But in fact this is only a part of a deeper transformation, the transformation by which the distinction between science and technology is recomposed as technoscience. Whereas for Kant technology could only ever represent an application of scientific understanding, Stiegler shows that this means Kant is fundamentally incapable of thinking invention, that is, the creation of the new, and thus that he cannot be of any use in understanding technoscience, which subordinates science to technology, and thereby transforms science as that which makes possibilities that are then selected technically and according to the imperatives of investment. Technoscience is the systematic investment in “science” in order to anticipate the future, a future that is made. And this can reach very far, as everyone knows, to the extent that technics can no longer be thought of as the “organization of the inorganic,” as Technics and Time, 1 tended to think it, but must now also be thought of as the “re-organization of the organic” (p. 206), as technoscience learns to exploit its knowledge of that form of memory that is the genetic code. The general consequence of this extension of technoscience to all areas of knowledge, and the subordination of all forms of knowledge to the imperatives of investment, but an investment operating according to ever-decreasing scales of time (thereby degrading to speculation rather than investment 3), is a crisis of knowledge itself, an anxiety and a loss of belief in the very idea of knowledge, that knowledge offers us a future.

Stiegler’s point, however, is not merely to condemn. However threatening may be the convergence of the technical and the mnemo-technical systems, and the convergence of technology and science, in truth knowledge has always been performative, in the sense of transforming what it knows, creating a situation that did not previously exist, and the notion of a constative knowledge that “merely describes” was always an illusion. In this sense, technoscientific becoming may be a chance. The problem is that technoscience is not only performative but organised according to the performativity principle, that is, in terms of (calculable) efficiency, that is, in terms of beneficial outcomes, the question being to know what is meant by the bene (the good of a collective individuation process or of profit), and the choice being that between “feasibility” (as calculation of costs and benefits, however they are understood) or of “making a difference that must be made […], that knows nothing of being conditioned by efficiency or profitability since this difference, which is a fiction, can only appeal to a radical improbability and a default of reason” (p. 192).

In a world in which the problems we face seem to be on a scale unprecedented in human history, but in which the “popular” or “media” debate seems rarely to rise much above a choice between Avatar or Transformers (USA, 2007), it is nearly impossible to have faith, to be able to believe in the possibility of knowledge as capable of making the difference that we must make, to believe that knowledge is capable of being revived in order to resuscitate us, such that our becoming might have a future, a future we might adopt, rather than merely adapting to the increasingly inhospitable conditions of this becoming. It is almost impossible to find the will to believe in such a story, in this fictional possibility of making a difference. But, Stiegler asks us, if not that, what?
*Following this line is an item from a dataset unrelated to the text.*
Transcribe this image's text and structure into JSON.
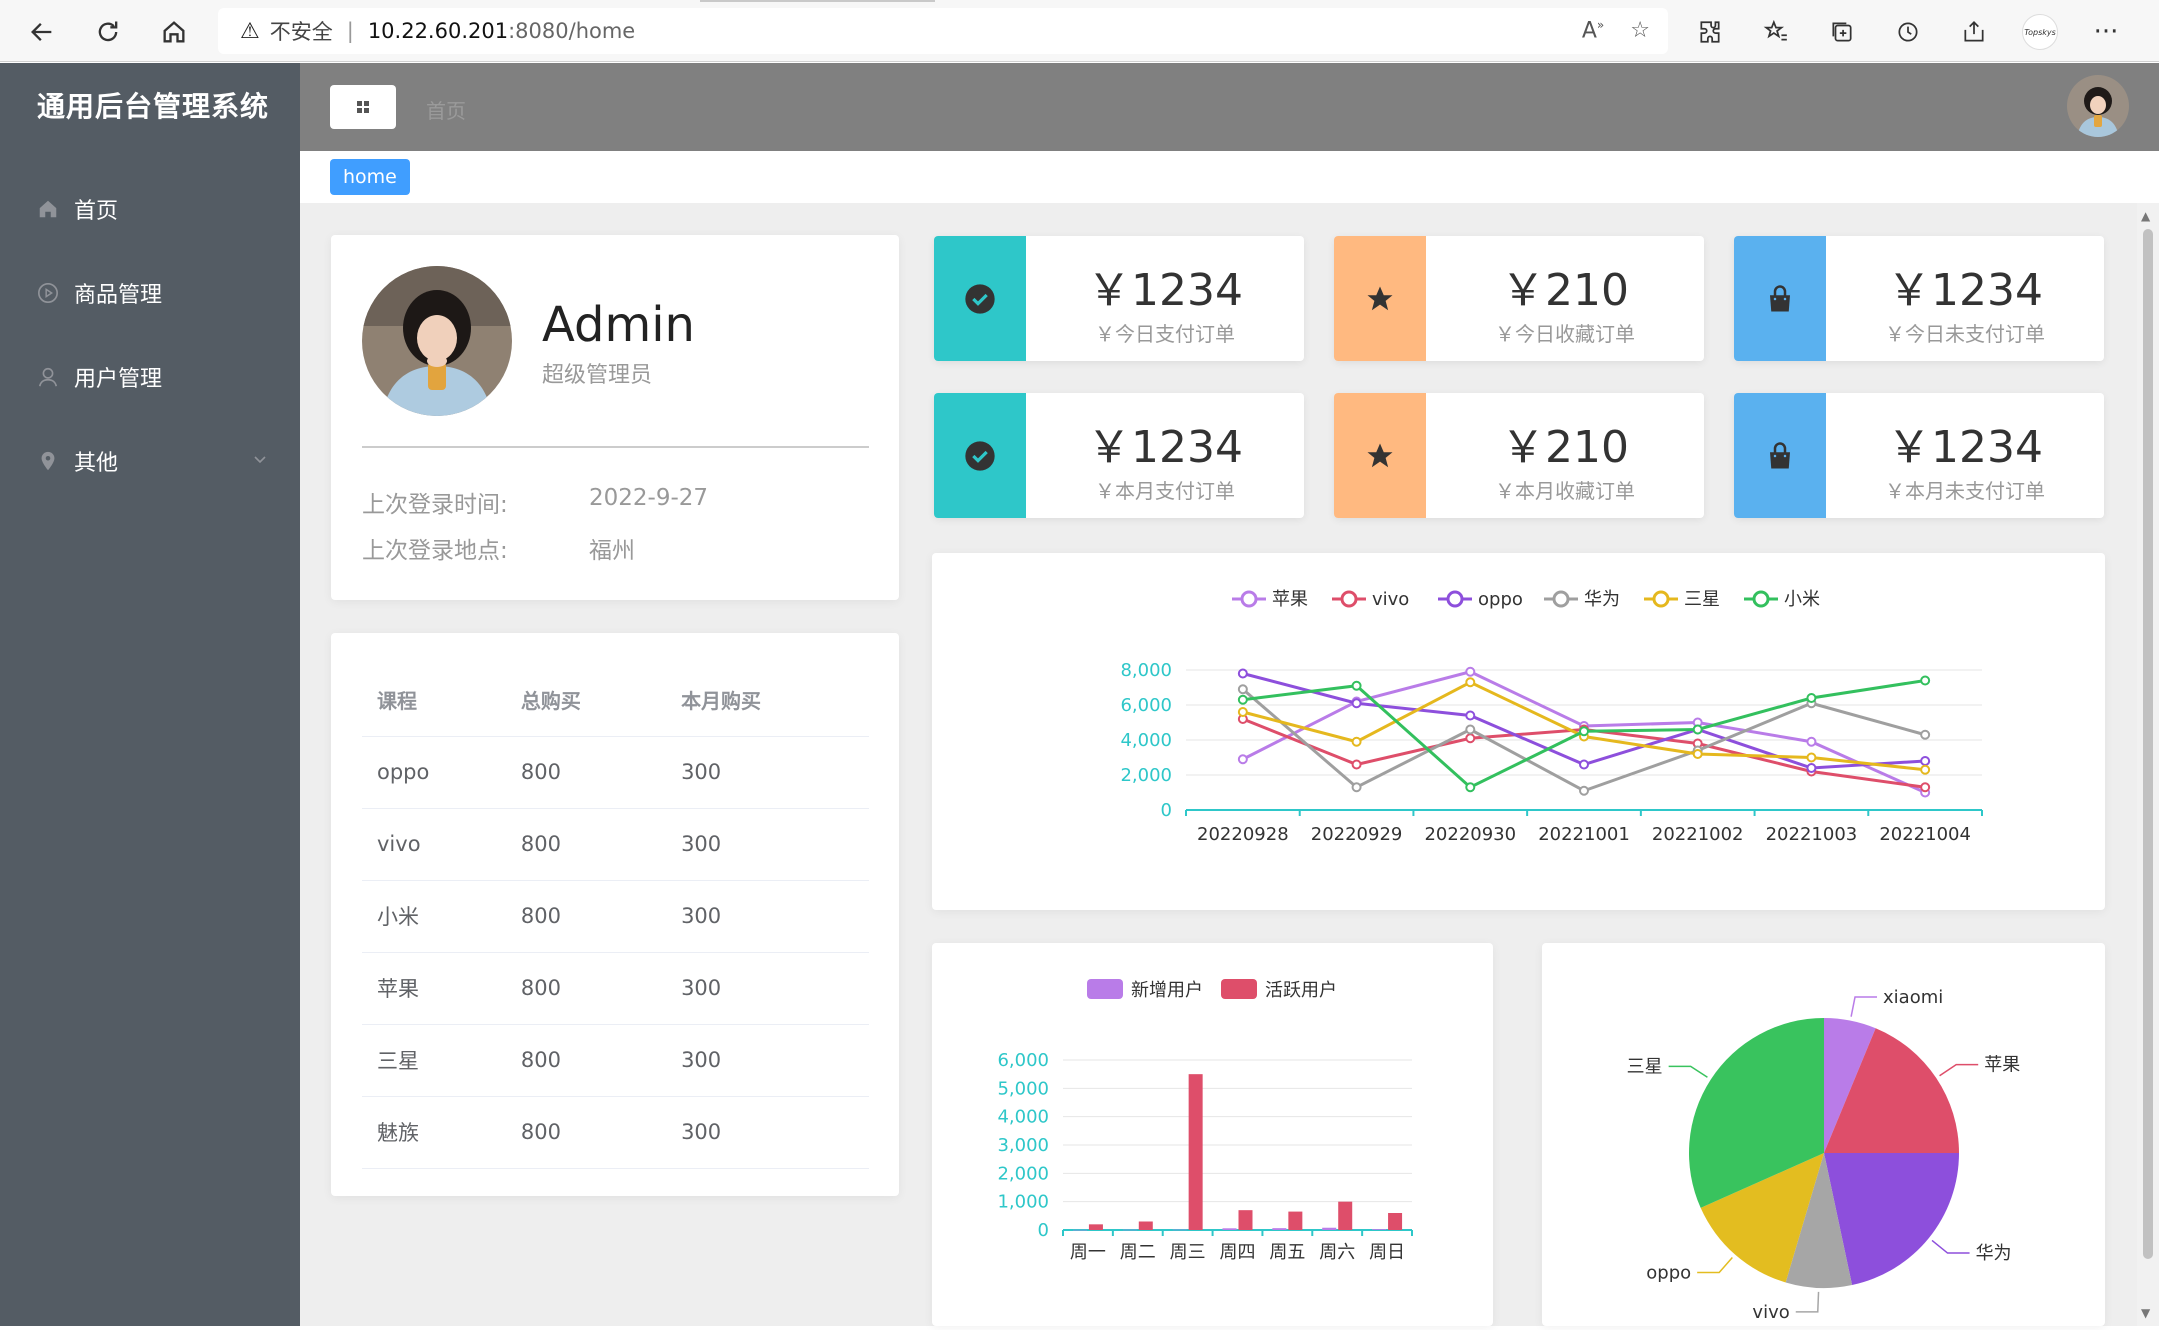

Notes:

  1. Jacques Derrida, “Declarations of Independence,” Negotiations: Interventions and Interviews, 1971–2001, Stanford: Stanford University Press, 2002, pp. 46–54.
  2. See also Stiegler, The Decadence of Industrial Democracies: Disbelief and Discredit, Volume 1, Cambridge: Polity, 2011.
  3. See Stiegler, For a New Critique of Political Economy, Cambridge: Polity, 2010.

About the Authors


Daniel Ross

Daniel Ross completed his doctorate on Heidegger and the political at Monash University. He is the author of Violent Democracy and co-director of The Ister (2004).